“The Government of Japan announced [Thursday] that it was contributing US$50 million to the Global Financing Facility in support of Every Woman Every Child (GFF), a country-led model of development finance that brings together multiple sources of financing in a synergistic way to support countries’ priorities…” (12/14).
- Global Fund, Asian Development Bank Sign MoU To Help Countries Strengthen Health Systems In Asia
Global Fund to Fight AIDS, Tuberculosis and Malaria: Global Fund, ADB Sign MOU to Help Countries in Asia Strengthen Health Systems to Fight HIV, Tuberculosis and Malaria
“The Global Fund and the Asian Development Bank (ADB) have signed a memorandum of understanding to support the financing, design, and implementation of country-led programs to fight HIV, tuberculosis, and malaria, and build resilient health systems in ADB member countries eligible for Global Fund financing…” (12/8).
- CGD Previews Findings From Analysis On Size, Composition Of Health Commodity Markets In Low-, Middle-Income Countries
Center for Global Development’s “Global Health Policy Blog”: Sizing Up Health Commodity Markets in Low- and Middle-Income Countries: Take One
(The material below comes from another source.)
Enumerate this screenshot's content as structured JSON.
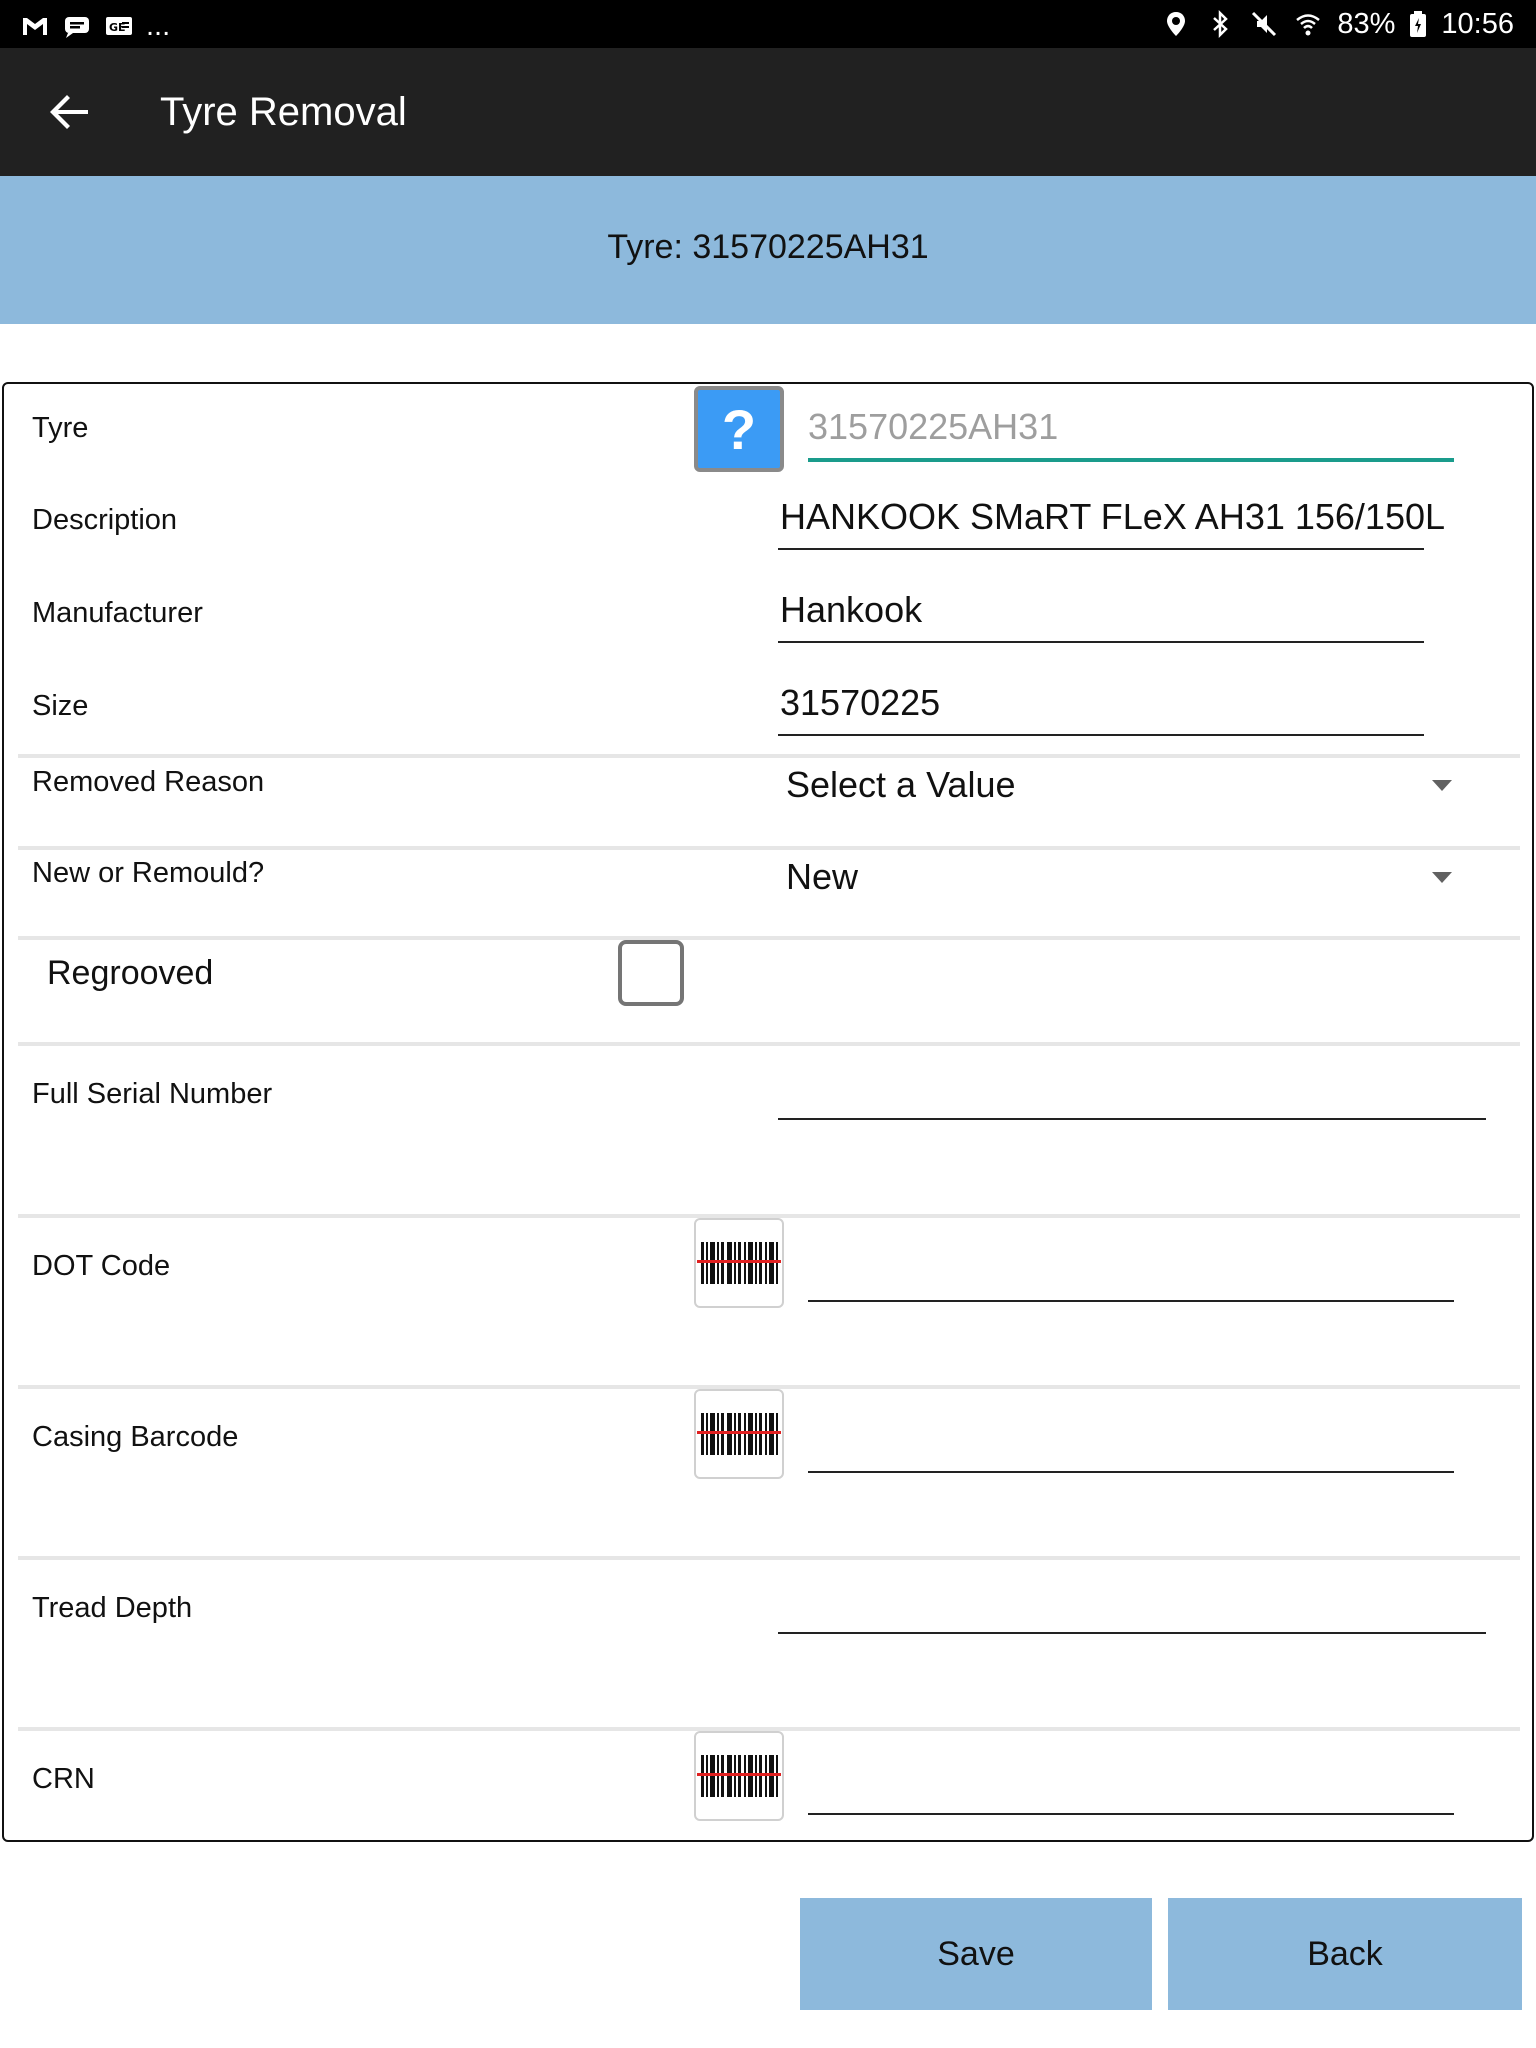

Contributor Daniel Rosen; Kalipso Chalkidou, director of global health policy and senior fellow at CGD; and Janeen Madan Keller, policy analyst at CGD, discuss their research on health commodity markets across low- and middle-income countries. The authors note their research is “part of the background work to inform the CGD Working Group on the Future of Global Health Procurement” (12/13).
- New PLOS Collection Focuses On High-Quality Health Systems In SDG Era
PLOS Blogs’ “Speaking of Medicine”: High-Quality Health Systems in the Sustainable Development Goal Era: A Special Collection
Margaret Kruk, associate professor of global health at the Harvard T.H. Chan School of Public Health and a member of the PLOS Medicine editorial board; Hannah Leslie, postdoctoral fellow at the Harvard T.H. Chan School of Public Health; and Muhammad Ali Pate, adjunct professor at Duke Global Health Institute at Duke University, introduce the PLOS Collection on High-Quality Health Systems in the Sustainable Development Goal (SDG) Era. The authors write, “The papers will feature research related to the Lancet Global Health Commission on High Quality Health Systems, a global effort to 1) define health system quality, 2) describe the quality of care for sentinel SDG conditions in low- and middle-income countries and its equity, 3) propose tractable measures of quality, and 4) identify structural approaches to improve quality. The focus of this collection will be on innovative tools and interventions for quality measurement and improvement at scale” (12/13).
From the U.S. Government
- U.S. Secretary Of State Delivers Remarks On U.S. Foreign Policy Priorities, Including State Department Redesign
U.S. Department of State’s “DipNote”: Secretary Tillerson Addresses Foreign Policy Challenges at Atlantic Council Forum
This blog post highlights remarks made by U.S. Secretary of State Rex Tillerson outlining the administration’s foreign policy priorities, including redesign efforts “aimed at modernizing the State Department, USAID, and making it easier for both entities to deliver on their missions” (12/13).